This satirical novel is set in Australia’s near future and revolves around an accident-prone Liberal Prime Minister running a hopeless election campaign.
The setting is near enough to be uncomfortably recognisable but allows Ken Saunders to stretch out today’s neo-liberal realities to the point of absurdity.
For example, in the world of 2028, Australia Post delivers all articles by drone. As a sideline, the drones do filming for the major TV news services — thus eliminating all human camera teams.
In fact, in 2028 the only news outlet still publishing a newspaper is Green Left Weekly!
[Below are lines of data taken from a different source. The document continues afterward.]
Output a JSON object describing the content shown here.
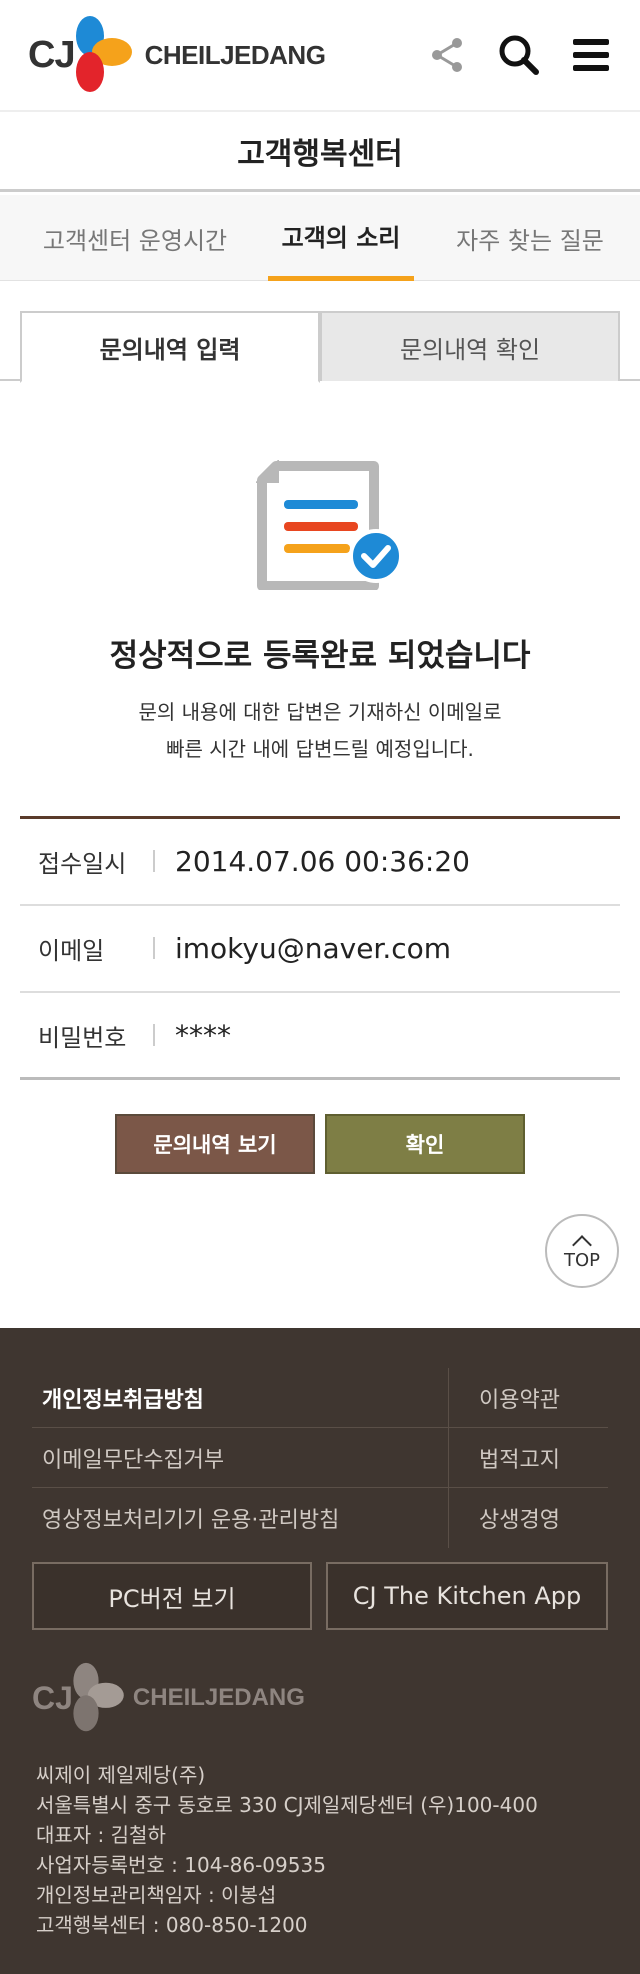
{
  "header": {
    "logo_cj": "CJ",
    "logo_brand": "CHEILJEDANG",
    "icons": [
      "share-icon",
      "search-icon",
      "menu-icon"
    ]
  },
  "page_title": "고객행복센터",
  "tabs": [
    {
      "label": "고객센터 운영시간",
      "active": false
    },
    {
      "label": "고객의 소리",
      "active": true
    },
    {
      "label": "자주 찾는 질문",
      "active": false
    }
  ],
  "subtabs": [
    {
      "label": "문의내역 입력",
      "active": true
    },
    {
      "label": "문의내역 확인",
      "active": false
    }
  ],
  "completion": {
    "title": "정상적으로 등록완료 되었습니다",
    "desc_line1": "문의 내용에 대한 답변은 기재하신 이메일로",
    "desc_line2": "빠른 시간 내에 답변드릴 예정입니다."
  },
  "info": {
    "date_label": "접수일시",
    "date_value": "2014.07.06 00:36:20",
    "email_label": "이메일",
    "email_value": "imokyu@naver.com",
    "pw_label": "비밀번호",
    "pw_value": "****"
  },
  "buttons": {
    "view": "문의내역 보기",
    "confirm": "확인",
    "top": "TOP"
  },
  "footer": {
    "links": [
      {
        "left": "개인정보취급방침",
        "right": "이용약관"
      },
      {
        "left": "이메일무단수집거부",
        "right": "법적고지"
      },
      {
        "left": "영상정보처리기기 운용·관리방침",
        "right": "상생경영"
      }
    ],
    "pc_button": "PC버전 보기",
    "app_button": "CJ The Kitchen App",
    "logo_cj": "CJ",
    "logo_brand": "CHEILJEDANG",
    "company": "씨제이 제일제당(주)",
    "address": "서울특별시 중구 동호로 330 CJ제일제당센터 (우)100-400",
    "ceo": "대표자 : 김철하",
    "biz_no": "사업자등록번호 : 104-86-09535",
    "privacy_officer": "개인정보관리책임자 : 이봉섭",
    "phone": "고객행복센터 : 080-850-1200"
  },
  "colors": {
    "accent_tab": "#f5a21b",
    "view_button": "#7b5748",
    "confirm_button": "#7e7e45",
    "footer_bg": "#3f3630"
  }
}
The book’s cover features rave reviews from some of Australia’s leading comics praising it. Compared to those extravagant claims, I found it rather tame. It is gently humorous and politically, saccharine-liberal.
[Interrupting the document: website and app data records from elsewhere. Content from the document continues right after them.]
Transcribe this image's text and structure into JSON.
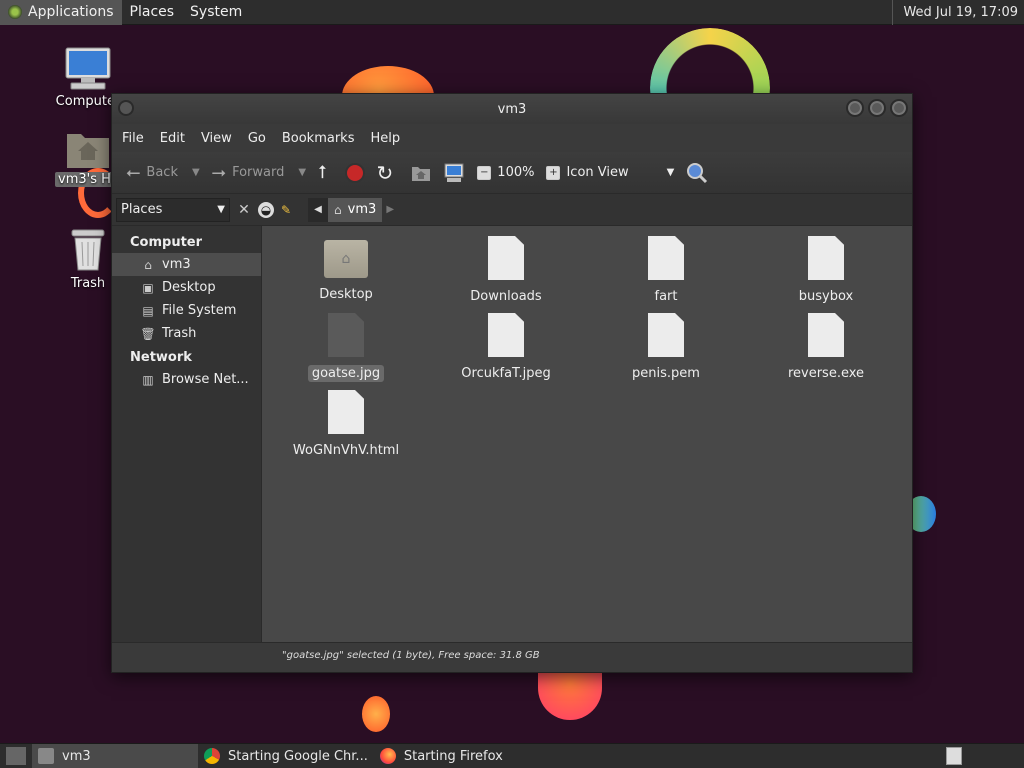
{
  "top_panel": {
    "menus": [
      "Applications",
      "Places",
      "System"
    ],
    "clock": "Wed Jul 19, 17:09"
  },
  "desktop": {
    "icons": [
      {
        "label": "Computer"
      },
      {
        "label": "vm3's Home"
      },
      {
        "label": "Trash"
      }
    ]
  },
  "window": {
    "title": "vm3",
    "menubar": [
      "File",
      "Edit",
      "View",
      "Go",
      "Bookmarks",
      "Help"
    ],
    "toolbar": {
      "back": "Back",
      "forward": "Forward",
      "zoom": "100%",
      "view_mode": "Icon View"
    },
    "location": {
      "places_label": "Places",
      "crumb": "vm3"
    },
    "sidebar": {
      "computer_header": "Computer",
      "computer_items": [
        "vm3",
        "Desktop",
        "File System",
        "Trash"
      ],
      "network_header": "Network",
      "network_items": [
        "Browse Net..."
      ]
    },
    "files": [
      {
        "name": "Desktop",
        "kind": "folder"
      },
      {
        "name": "Downloads",
        "kind": "file"
      },
      {
        "name": "fart",
        "kind": "file"
      },
      {
        "name": "busybox",
        "kind": "file"
      },
      {
        "name": "goatse.jpg",
        "kind": "image"
      },
      {
        "name": "OrcukfaT.jpeg",
        "kind": "file"
      },
      {
        "name": "penis.pem",
        "kind": "file"
      },
      {
        "name": "reverse.exe",
        "kind": "file"
      },
      {
        "name": "WoGNnVhV.html",
        "kind": "file"
      }
    ],
    "status": "\"goatse.jpg\" selected (1 byte), Free space: 31.8 GB"
  },
  "bottom_panel": {
    "tasks": [
      "vm3",
      "Starting Google Chr...",
      "Starting Firefox"
    ]
  }
}
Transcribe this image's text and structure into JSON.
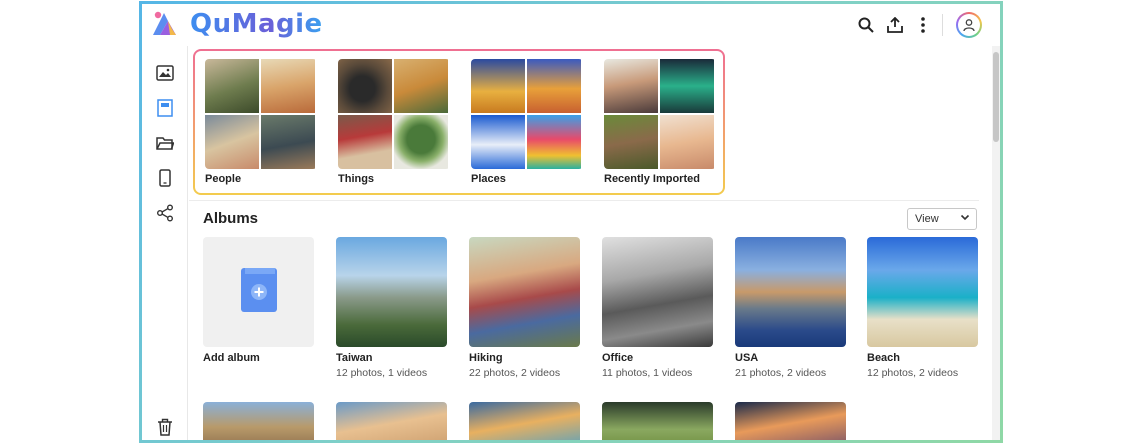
{
  "app": {
    "brand": "QuMagie"
  },
  "categories": [
    {
      "label": "People"
    },
    {
      "label": "Things"
    },
    {
      "label": "Places"
    },
    {
      "label": "Recently Imported"
    }
  ],
  "albums_section": {
    "title": "Albums",
    "view_label": "View"
  },
  "albums": [
    {
      "title": "Add album",
      "subtitle": ""
    },
    {
      "title": "Taiwan",
      "subtitle": "12 photos, 1 videos"
    },
    {
      "title": "Hiking",
      "subtitle": "22 photos, 2 videos"
    },
    {
      "title": "Office",
      "subtitle": "11 photos, 1 videos"
    },
    {
      "title": "USA",
      "subtitle": "21 photos, 2 videos"
    },
    {
      "title": "Beach",
      "subtitle": "12 photos, 2 videos"
    }
  ],
  "icons": {
    "topbar": [
      "search-icon",
      "upload-icon",
      "more-vertical-icon",
      "account-icon"
    ],
    "sidebar": [
      "photos-icon",
      "albums-icon",
      "folder-icon",
      "mobile-icon",
      "share-icon",
      "trash-icon"
    ]
  },
  "colors": {
    "accent": "#3d8ef0",
    "frame": "#7fc6e8",
    "category_border_top": "#ef6f92",
    "category_border_bottom": "#f3cc4e"
  }
}
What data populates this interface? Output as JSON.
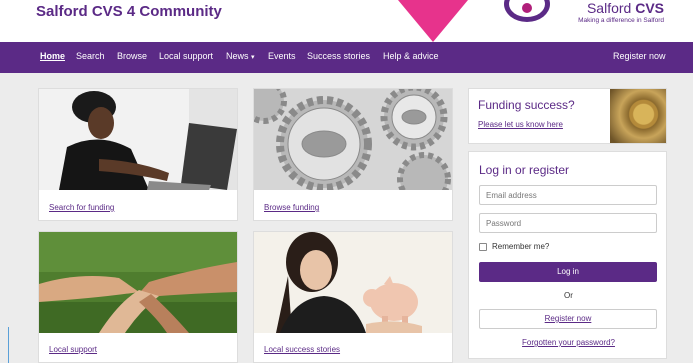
{
  "header": {
    "site_title": "Salford CVS 4 Community",
    "logo_name_prefix": "Salford ",
    "logo_name_bold": "CVS",
    "logo_tagline": "Making a difference in Salford"
  },
  "nav": {
    "items": [
      {
        "label": "Home",
        "active": true
      },
      {
        "label": "Search"
      },
      {
        "label": "Browse"
      },
      {
        "label": "Local support"
      },
      {
        "label": "News"
      },
      {
        "label": "Events"
      },
      {
        "label": "Success stories"
      },
      {
        "label": "Help & advice"
      }
    ],
    "news_caret": "▾",
    "register": "Register now"
  },
  "tiles": [
    {
      "link": "Search for funding"
    },
    {
      "link": "Browse funding"
    },
    {
      "link": "Local support"
    },
    {
      "link": "Local success stories"
    }
  ],
  "funding": {
    "title": "Funding success?",
    "link": "Please let us know here"
  },
  "login": {
    "title": "Log in or register",
    "email_placeholder": "Email address",
    "password_placeholder": "Password",
    "remember": "Remember me?",
    "login_button": "Log in",
    "or": "Or",
    "register_button": "Register now",
    "forgot": "Forgotten your password?"
  },
  "colors": {
    "brand_purple": "#5b2a86",
    "accent_pink": "#e7338c"
  }
}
Call of the Reed Warbler: A New Agriculture, A New Earth
By Charles Massy
University of Queensland Press, 2017
In Call of the Reed Warbler: A New Agriculture, A New Earth, Monaro farmer Charles Massy has written an excellent book on agricultural change to restore the environment.
Massy talks about his transformation from a land degrader to a land regenerator, and the inspiration he received from dozens of other Australian farmers who have done the same.
The book discusses five key landscape functions that conventional agriculture degrades and which regenerative agriculture addresses: solar, water, nutrient recycling, biodiversity and the human mind.
Plants convert sunlight and carbon dioxide into carbohydrates and humus, but cannot do it on bare ground or short pasture. Therefore year-round ground cover and rotationally grazed livestock are essential.
The Doomsday Machine: Confessions of a Nuclear War Planner
After the controversy of US Army whistleblower Chelsea Manning being refused a visa on “character” grounds, Phil Shannon takes a look at a book by one of Manning’s forerunners – Daniel Ellsberg, best known for leaking the Pentagon Papers in 1971, exposing US military secrets.
One of the first reactions of Daniel Ellsberg to his revelatory acquaintance with US nuclear war planning in the 1960s was to decline to join the superannuation scheme of his company, the RAND corporation.
The private sector consultant to the White House and Department of Defence had concluded that he would not last the distance to collect on any retirement pension. He believed that US atomic war strategy made nuclear Armageddon more likely, and frighteningly near.
In recent days, Malaysia attained international notoriety for caning two women after their being convicted in a religious court of attempting to have sex in a car.
In striking contrast, on September 6, the Indian Supreme Court held that section 377 of their penal code, which criminalised consensual acts between adults of the same sex, was unconstitutional. That is a mature decision that gives 1.2 billion people in India the freedom to have consensual sex.
Were these two contrasting judicial responses in our two Asian countries a breakdown of Asian values? Certainly not. Both Malaysia and India have been using a British colonial-era law that legislated Britain’s Victorian-era contempt aimed at the LGBTI community.
All over the world, not just in the West, the times are changing. There are now more countries allowing consensual sex between adults than prohibiting it.